Downly mildew thrives in cold and wet conditions. Summer 2008 was ridiculously cold and wet here, and so far summer 2009 has been about the same, with a reprise of the fungus attack.

downy mildew strikes

I could dust with sulfur, or try to trim off affected foliage, but this would be a large task. I have an ongoing onion trial/breeding project and there are about 12 different varieties out in the gardens right now. None are as severely affected as the Egyptians, but the fungus is present everywhere. I guess this is a good opportunity to observe and cull the experimental onions for fungus resistance. Anyway, I won’t give up Scott Nearing’s onions, even if they may be fungus vectors for the others. They really are an excellent source of green onions for home gardeners. We’ll just call my project “the Extreme Gardener Onion Torture Test.”

Wild salsify knocking on the garden door

Wednesday, July 1st, 2009

Last July, in a cluster of kale, parsnip, chamomile and beetberry volunteers I had left growing in the compost area, I was suddenly confronted with a familiar and unmistakeable seed head – salsify! Now I have not grown (nor seen) salsify in the gardens in more than 20 years, and never noticed it “in the wild” here in northern Vermont. I thought that this must have been the result of getting rid of some of the really old stuff in our seed collection, hence the plant’s proximity to the compost pile. However, that didn’t really make sense because salsify seed is supposed to be very short-lived, and I tend to hang on to seed way too long. I dutifully collected the seed last summer, and never got around to planting it.

summer 2008

Mysterious salsify volunteers rescued from the compost staging area.

I wasn’t very knocked out by salsify root when we grew it in the past, and after a few seasons didn’t bother with it. I never thought to try eating the greens, though I should have guessed that they might be worth while. The deer seemed to prefer salsify to all of the other bounties of our garden, and would consistently eat the plants to the ground.
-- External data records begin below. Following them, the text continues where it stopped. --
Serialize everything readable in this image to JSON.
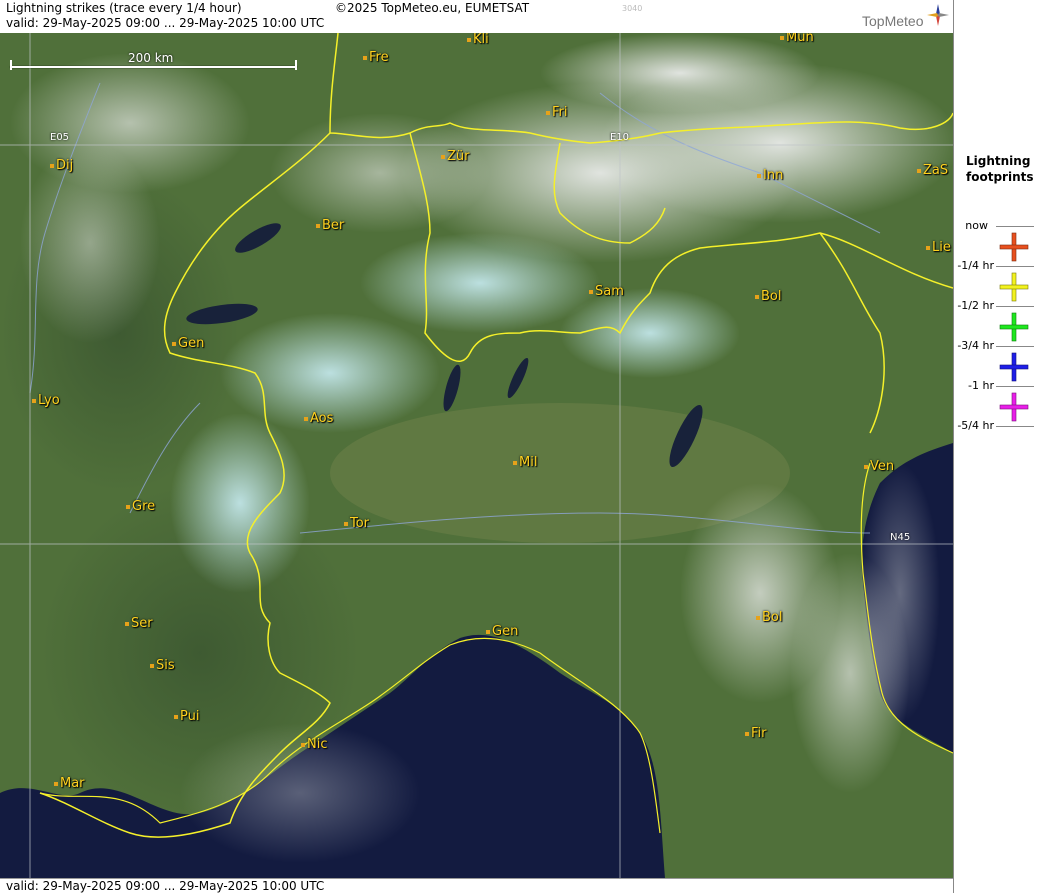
{
  "header": {
    "title": "Lightning strikes (trace every 1/4 hour)",
    "copyright": "©2025 TopMeteo.eu, EUMETSAT",
    "code": "3040",
    "valid": "valid:  29-May-2025 09:00 ... 29-May-2025 10:00 UTC",
    "logo": "TopMeteo"
  },
  "footer": {
    "valid": "valid:  29-May-2025 09:00 ... 29-May-2025 10:00 UTC"
  },
  "scale": {
    "label": "200 km"
  },
  "grid_labels": {
    "e05": "E05",
    "e10": "E10",
    "n45": "N45"
  },
  "cities": [
    {
      "id": "kli",
      "name": "Kli"
    },
    {
      "id": "mun",
      "name": "Mun"
    },
    {
      "id": "fre",
      "name": "Fre"
    },
    {
      "id": "fri",
      "name": "Fri"
    },
    {
      "id": "dij",
      "name": "Dij"
    },
    {
      "id": "zur",
      "name": "Zür"
    },
    {
      "id": "inn",
      "name": "Inn"
    },
    {
      "id": "zas",
      "name": "ZaS"
    },
    {
      "id": "ber",
      "name": "Ber"
    },
    {
      "id": "lie",
      "name": "Lie"
    },
    {
      "id": "sam",
      "name": "Sam"
    },
    {
      "id": "bol1",
      "name": "Bol"
    },
    {
      "id": "gen1",
      "name": "Gen"
    },
    {
      "id": "lyo",
      "name": "Lyo"
    },
    {
      "id": "aos",
      "name": "Aos"
    },
    {
      "id": "mil",
      "name": "Mil"
    },
    {
      "id": "ven",
      "name": "Ven"
    },
    {
      "id": "gre",
      "name": "Gre"
    },
    {
      "id": "tor",
      "name": "Tor"
    },
    {
      "id": "ser",
      "name": "Ser"
    },
    {
      "id": "gen2",
      "name": "Gen"
    },
    {
      "id": "bol2",
      "name": "Bol"
    },
    {
      "id": "sis",
      "name": "Sis"
    },
    {
      "id": "pui",
      "name": "Pui"
    },
    {
      "id": "nic",
      "name": "Nic"
    },
    {
      "id": "fir",
      "name": "Fir"
    },
    {
      "id": "mar",
      "name": "Mar"
    }
  ],
  "legend": {
    "title_line1": "Lightning",
    "title_line2": "footprints",
    "rows": [
      {
        "label": "now",
        "color": null
      },
      {
        "label": "-1/4 hr",
        "color": "#e8501e"
      },
      {
        "label": "-1/2 hr",
        "color": "#f2f21e"
      },
      {
        "label": "-3/4 hr",
        "color": "#1ee81e"
      },
      {
        "label": "-1 hr",
        "color": "#1e1ee8"
      },
      {
        "label": "-5/4 hr",
        "color": "#e81ee8"
      }
    ]
  },
  "colors": {
    "land": "#4f6e38",
    "sea": "#121a3e",
    "border": "#f5f02a",
    "city_label": "#ffd21f"
  }
}
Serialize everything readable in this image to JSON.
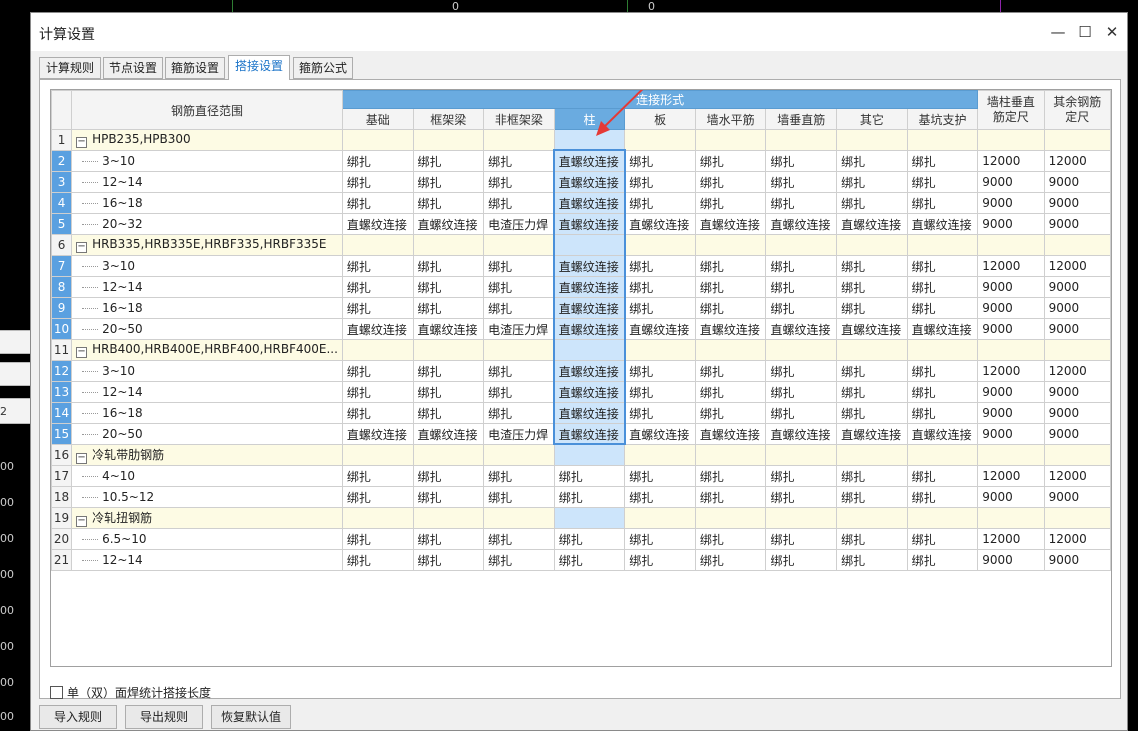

Several weeks ago, in the spot in the compost area where I had collected seed last year, I was scorching the earth with the flame weeder and just in time recognized the foliage of a handful of salsify plants. I certainly would not have recognized them if I hadn’t known they might be there, because the leaves look like some kind of thick grass. Anyway, I can take a hint, so I dug them up and gave them their own spot in a proper garden bed.

summer 2008

Shortly after that, Mr. H at Subsistence Pattern did a great post about salsify and scorzonera, which got me more enthusiastic about giving salsify another try, and raised the question of what sort of salsify this might indeed be.

Then, last week, I was scything one of our little meadows, getting to the end of a big patch of buttercups in bloom, and buttercup, buttercup, bu..?!? Once again, I was brought up short on one of my (almost) ruthless missions of herbicide by… salsify. It just happened to be flowering and open, which was very fortuitous for it, because the flowers are only open a couple of hours each day and most likely I would have mowed it down if I hadn’t been piqued by the weird buttercups.

So, part of the mystery is solved. It’s a case of tragopogon pratensis, meadow salsify, and not t. porrifolius, the more common garden salsify (what I had grown before), which has purple flowers. All the "wild" salsifies in North America are originally from Europe and Asia, and are escapees from cultivation. Now, I have been a student of the local flora for more than 40 years, and have never come across salsify in the wild. I am wondering whether it’s a new-comer to the neighborhood, or whether I just didn’t notice it before. It would be easy to miss.

summer 2008

At any rate, we’ll have another go. Any early spring greens are valuable to us, and I may not have given the roots a fair culinary trial in the first go-round. I’m reading now that the roots should be cooked with their skins on for flavor, then the skins removed before eating. Any body know about this?